• Poker Ban Product of 'Over Reaction' by Congress

    08 May 2007


    The Concord Monitor carried a letter to the editor on May 6, 2007 regarding online poker, skill or luck, and the game’s current political problems in the US.

    “A competitor of lesser ability, on a lucky day, can beat even the best in the business. It happened on June 6, 1919, when Man O’ War, perhaps the greatest racehorse of all time, lost the only race in his 21 starts. The horse that beat him was a 100-1 shot, and while his name might not be the reason the word appears above some of the biggest stories of all in sports and politics, it was, for the record, Upset.

    Luck plays a role in every endeavor. But when it plays a big role, it’s called gambling, which in New Hampshire and many other states is illegal. The law treats games of skill and games of chance differently, but it’s not always easy to tell which is which.

    Chess, for example, is considered to be a logical game of skill, poker a game of chance, or at least some mix of skill and luck. But the best chess player in the world could lose to a lesser player if, let’s say, gout attacked his big toe during the match. Luck, that day, would have been with the victor.

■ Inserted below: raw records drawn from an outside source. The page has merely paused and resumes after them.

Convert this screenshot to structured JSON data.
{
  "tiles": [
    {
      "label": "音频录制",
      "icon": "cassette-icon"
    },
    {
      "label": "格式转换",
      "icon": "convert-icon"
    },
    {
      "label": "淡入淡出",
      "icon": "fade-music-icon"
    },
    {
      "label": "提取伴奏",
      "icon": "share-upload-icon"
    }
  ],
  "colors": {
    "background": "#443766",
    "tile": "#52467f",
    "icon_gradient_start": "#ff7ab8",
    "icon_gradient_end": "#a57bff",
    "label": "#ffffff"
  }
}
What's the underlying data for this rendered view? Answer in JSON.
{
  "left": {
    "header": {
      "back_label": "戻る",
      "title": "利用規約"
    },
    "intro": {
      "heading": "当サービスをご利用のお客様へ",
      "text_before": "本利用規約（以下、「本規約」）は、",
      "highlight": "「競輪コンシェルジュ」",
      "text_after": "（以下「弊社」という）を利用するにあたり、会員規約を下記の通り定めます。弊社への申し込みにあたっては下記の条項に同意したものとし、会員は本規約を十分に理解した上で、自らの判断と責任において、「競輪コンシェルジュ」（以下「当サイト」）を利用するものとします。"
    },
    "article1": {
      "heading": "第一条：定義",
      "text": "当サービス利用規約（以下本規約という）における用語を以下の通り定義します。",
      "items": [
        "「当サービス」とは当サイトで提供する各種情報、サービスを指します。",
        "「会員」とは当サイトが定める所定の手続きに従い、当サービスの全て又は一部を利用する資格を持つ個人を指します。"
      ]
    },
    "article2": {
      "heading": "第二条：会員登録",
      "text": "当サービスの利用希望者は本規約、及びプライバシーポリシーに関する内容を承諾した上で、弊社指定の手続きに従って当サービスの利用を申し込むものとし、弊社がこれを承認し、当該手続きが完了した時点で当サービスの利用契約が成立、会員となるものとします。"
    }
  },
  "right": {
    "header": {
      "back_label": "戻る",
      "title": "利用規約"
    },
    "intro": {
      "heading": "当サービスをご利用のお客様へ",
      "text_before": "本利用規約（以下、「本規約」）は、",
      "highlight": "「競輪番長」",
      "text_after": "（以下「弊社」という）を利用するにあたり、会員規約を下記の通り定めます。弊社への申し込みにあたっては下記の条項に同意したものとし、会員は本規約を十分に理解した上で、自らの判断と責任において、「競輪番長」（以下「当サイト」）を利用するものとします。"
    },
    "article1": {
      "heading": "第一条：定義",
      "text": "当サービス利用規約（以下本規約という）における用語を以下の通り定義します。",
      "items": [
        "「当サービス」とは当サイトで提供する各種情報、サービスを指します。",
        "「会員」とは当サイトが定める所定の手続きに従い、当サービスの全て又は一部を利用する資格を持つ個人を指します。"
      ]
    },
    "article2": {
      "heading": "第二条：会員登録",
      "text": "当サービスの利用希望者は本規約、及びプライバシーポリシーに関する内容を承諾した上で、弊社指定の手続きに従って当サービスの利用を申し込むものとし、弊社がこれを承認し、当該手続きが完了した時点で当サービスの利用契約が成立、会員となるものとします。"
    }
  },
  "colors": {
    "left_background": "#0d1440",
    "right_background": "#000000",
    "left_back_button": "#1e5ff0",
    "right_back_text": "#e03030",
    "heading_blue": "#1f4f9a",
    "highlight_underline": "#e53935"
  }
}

    Last fall, Congress banned the use of credit cards for online gambling. The law, designed to address increasing reports of gambling addicts losing it all in games played over the internet, exempted horse racing and trading in the stock market. Poker players want a similar exemption, and we say, deal them in. Sure, there’s luck involved in poker, but it’s a game of skill.

    Billions of dollars are riding on one bill that would grant poker an exemption and regulate it and another that simply defines poker as a game of skill.

    The issue could be settled in academia. Several universities are studying the mathematics of the one-time saloon game and creating computer programs that could do for poker what IBM’s Big Blue did for chess.

    A daylong meeting of professors and poker players was recently held at Harvard to discuss the luck-versus-skill issue.

    The most convincing testimony, as reported last week by The Wall Street Journal, came from two siblings who grew up in Concord, Howard Lederer and Annie Duke. Lederer is a four-time world poker champion, and Duke is the all-time female leading money winner.

    Poker, we’re willing to bet, will be proven to be a game of skill. In fact, mathematicians are close to being able to predict the move with the best odds of winning any given head-to-head contest between two Texas hold ‘em players. Duke cites simpler evidence. Poker has to be a game of skill, she told the Journal, because unlike the lottery you can lose on purpose if you want to.

    Her brother played a different card. The “vast majority of high-betting poker hands are decided after all players except the winner have folded,” he said. So if you can win most of the time without even showing your cards, it isn’t because you’re lucky.

    Chance will still come into play in the short run. As Lederer argues, making the perfect mathematically justified play every time works only against another great player in a pure situation. The best player in the world could still be beaten by a fish who makes a bone-headed move. But in the long run, skill prevails and fish lose.

    Congress should grant poker its rightful status as a game of skill.